Activity:
Scan the records for lines with the word "amet", and copy every such line.

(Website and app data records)
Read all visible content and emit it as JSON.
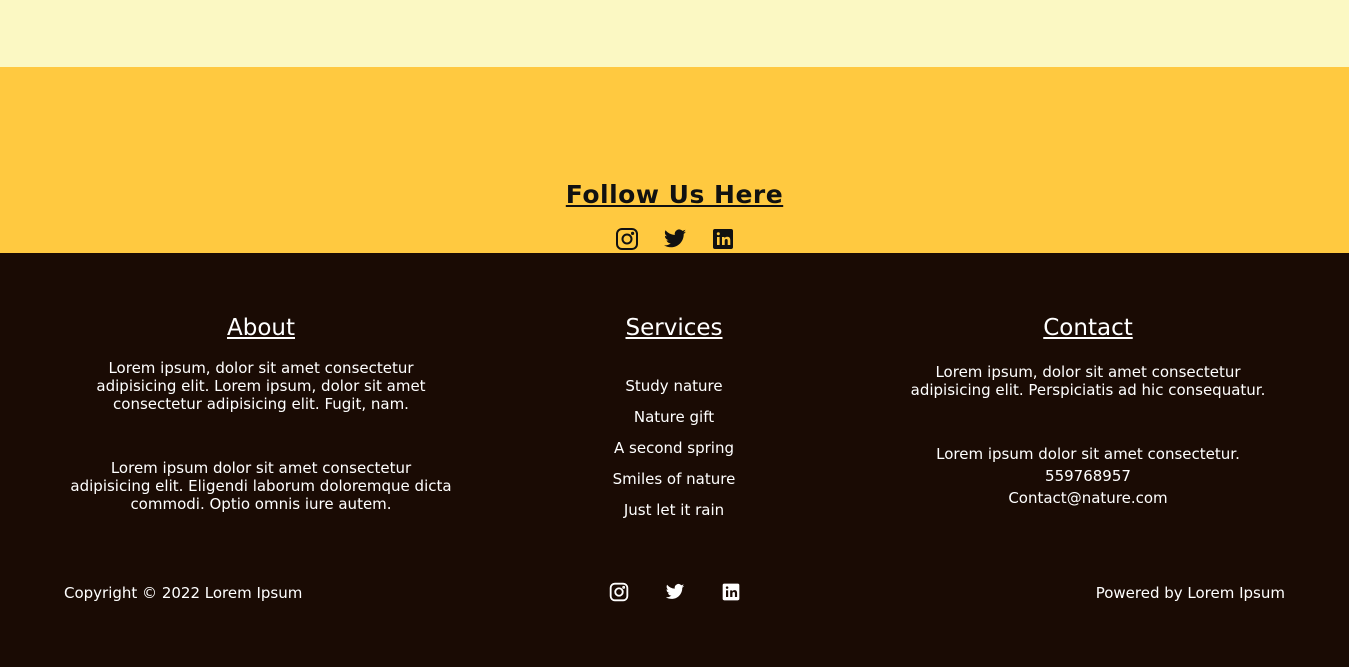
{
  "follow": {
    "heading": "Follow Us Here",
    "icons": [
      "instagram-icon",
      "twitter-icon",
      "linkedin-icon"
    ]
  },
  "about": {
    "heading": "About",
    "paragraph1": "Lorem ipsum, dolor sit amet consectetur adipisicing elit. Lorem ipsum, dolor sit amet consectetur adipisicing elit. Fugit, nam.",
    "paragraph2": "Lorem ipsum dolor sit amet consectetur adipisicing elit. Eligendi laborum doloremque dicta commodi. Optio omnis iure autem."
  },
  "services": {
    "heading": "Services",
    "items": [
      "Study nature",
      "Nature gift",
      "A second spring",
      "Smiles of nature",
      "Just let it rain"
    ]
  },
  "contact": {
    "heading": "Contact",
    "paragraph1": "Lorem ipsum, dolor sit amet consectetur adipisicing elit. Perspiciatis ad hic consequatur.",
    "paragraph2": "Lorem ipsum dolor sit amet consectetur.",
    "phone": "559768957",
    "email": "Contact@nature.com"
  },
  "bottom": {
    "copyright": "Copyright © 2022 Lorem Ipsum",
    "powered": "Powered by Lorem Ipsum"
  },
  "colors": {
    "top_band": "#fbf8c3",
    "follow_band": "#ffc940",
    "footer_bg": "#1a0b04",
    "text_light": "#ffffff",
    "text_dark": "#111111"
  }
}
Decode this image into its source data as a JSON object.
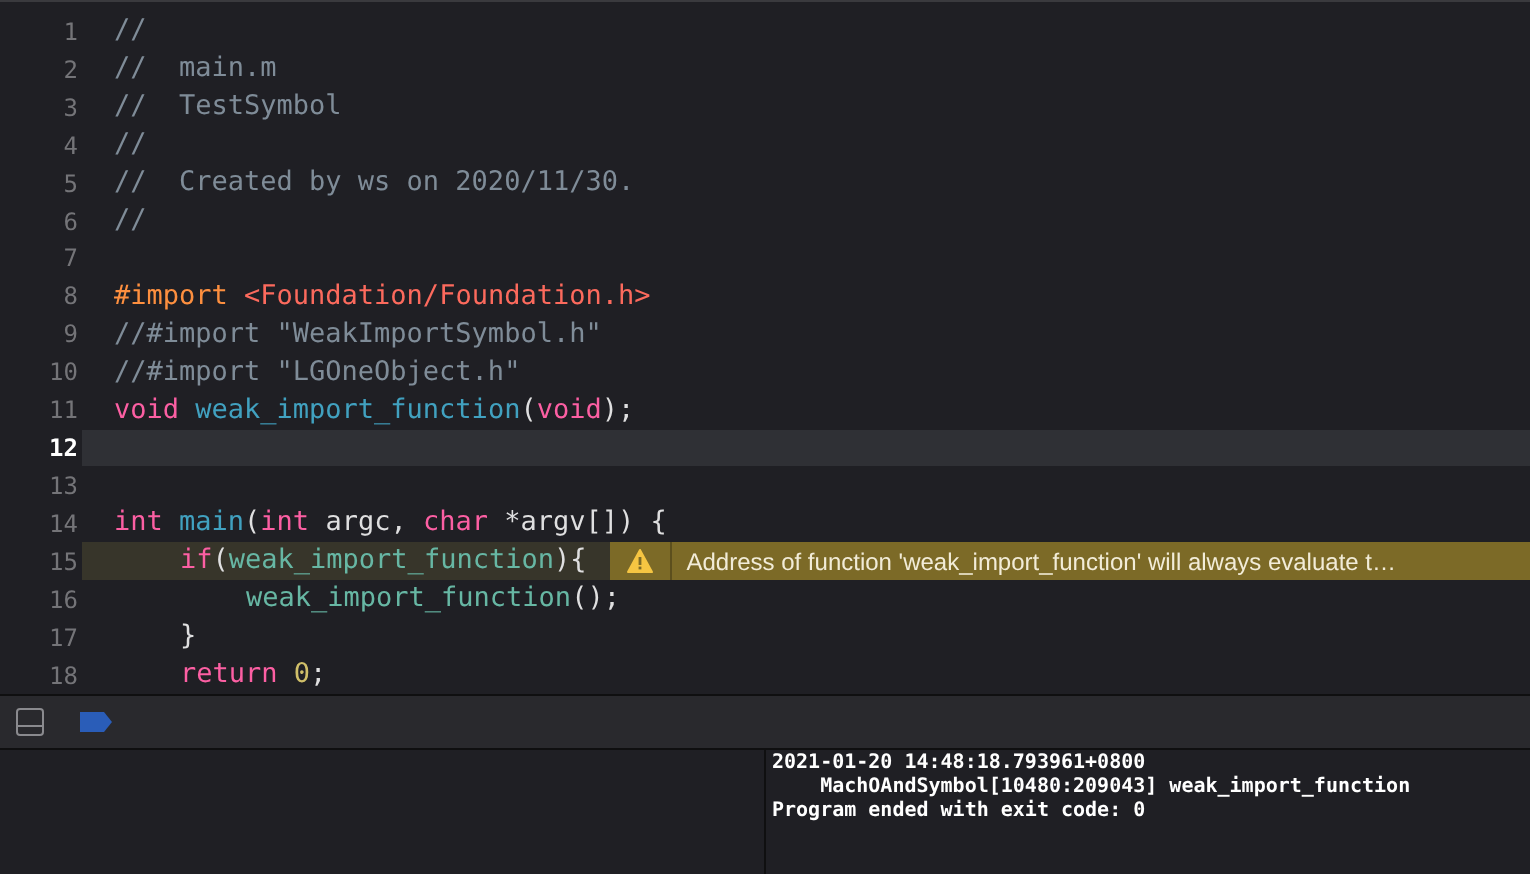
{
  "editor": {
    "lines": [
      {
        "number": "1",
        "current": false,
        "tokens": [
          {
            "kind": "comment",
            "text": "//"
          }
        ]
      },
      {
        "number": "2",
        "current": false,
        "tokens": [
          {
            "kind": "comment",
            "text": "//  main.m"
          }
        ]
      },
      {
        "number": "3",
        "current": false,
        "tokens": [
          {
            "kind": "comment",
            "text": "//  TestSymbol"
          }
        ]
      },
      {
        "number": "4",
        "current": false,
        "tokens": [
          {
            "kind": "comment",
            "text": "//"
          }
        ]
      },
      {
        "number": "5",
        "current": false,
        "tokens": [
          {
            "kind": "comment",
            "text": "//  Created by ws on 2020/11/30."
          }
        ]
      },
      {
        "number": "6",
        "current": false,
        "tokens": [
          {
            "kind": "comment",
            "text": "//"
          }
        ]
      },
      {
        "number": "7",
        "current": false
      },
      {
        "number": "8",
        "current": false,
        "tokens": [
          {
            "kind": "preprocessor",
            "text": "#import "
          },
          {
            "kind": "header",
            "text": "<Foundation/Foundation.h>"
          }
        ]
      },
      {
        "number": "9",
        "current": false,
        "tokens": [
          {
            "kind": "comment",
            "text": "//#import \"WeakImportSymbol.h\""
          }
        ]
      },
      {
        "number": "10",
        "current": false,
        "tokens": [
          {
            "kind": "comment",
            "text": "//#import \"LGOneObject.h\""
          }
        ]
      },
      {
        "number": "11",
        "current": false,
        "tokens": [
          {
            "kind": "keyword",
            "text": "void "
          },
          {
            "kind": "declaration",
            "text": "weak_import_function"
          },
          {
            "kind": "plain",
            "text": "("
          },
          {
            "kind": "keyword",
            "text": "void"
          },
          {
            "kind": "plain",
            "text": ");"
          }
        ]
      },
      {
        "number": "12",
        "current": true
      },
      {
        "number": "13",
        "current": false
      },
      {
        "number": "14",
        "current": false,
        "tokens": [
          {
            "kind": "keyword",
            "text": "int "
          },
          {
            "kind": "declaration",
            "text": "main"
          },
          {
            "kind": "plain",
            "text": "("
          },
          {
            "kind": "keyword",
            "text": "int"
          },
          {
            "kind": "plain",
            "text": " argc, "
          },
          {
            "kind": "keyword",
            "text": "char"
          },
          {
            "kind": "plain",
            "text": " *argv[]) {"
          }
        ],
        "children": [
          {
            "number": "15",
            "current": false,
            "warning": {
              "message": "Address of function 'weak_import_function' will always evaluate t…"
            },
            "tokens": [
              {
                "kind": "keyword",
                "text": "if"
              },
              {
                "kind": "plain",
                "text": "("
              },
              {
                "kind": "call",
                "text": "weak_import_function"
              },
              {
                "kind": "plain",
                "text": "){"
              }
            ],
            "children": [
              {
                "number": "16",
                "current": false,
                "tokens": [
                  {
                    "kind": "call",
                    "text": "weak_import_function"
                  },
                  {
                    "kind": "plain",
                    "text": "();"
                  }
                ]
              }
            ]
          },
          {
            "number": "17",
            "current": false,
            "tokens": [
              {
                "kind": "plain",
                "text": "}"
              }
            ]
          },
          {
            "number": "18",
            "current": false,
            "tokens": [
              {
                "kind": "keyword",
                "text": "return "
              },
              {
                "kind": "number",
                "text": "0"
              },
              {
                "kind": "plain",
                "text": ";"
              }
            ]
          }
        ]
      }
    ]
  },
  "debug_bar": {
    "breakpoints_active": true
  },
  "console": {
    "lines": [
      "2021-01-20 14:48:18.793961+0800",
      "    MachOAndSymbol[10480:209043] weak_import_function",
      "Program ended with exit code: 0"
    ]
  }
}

Answer to this problem:
    "paragraph1": "Lorem ipsum, dolor sit amet consectetur adipisicing elit. Lorem ipsum, dolor sit amet consectetur adipisicing elit. Fugit, nam.",
    "paragraph2": "Lorem ipsum dolor sit amet consectetur adipisicing elit. Eligendi laborum doloremque dicta commodi. Optio omnis iure autem."
    "paragraph1": "Lorem ipsum, dolor sit amet consectetur adipisicing elit. Perspiciatis ad hic consequatur.",
    "paragraph2": "Lorem ipsum dolor sit amet consectetur.",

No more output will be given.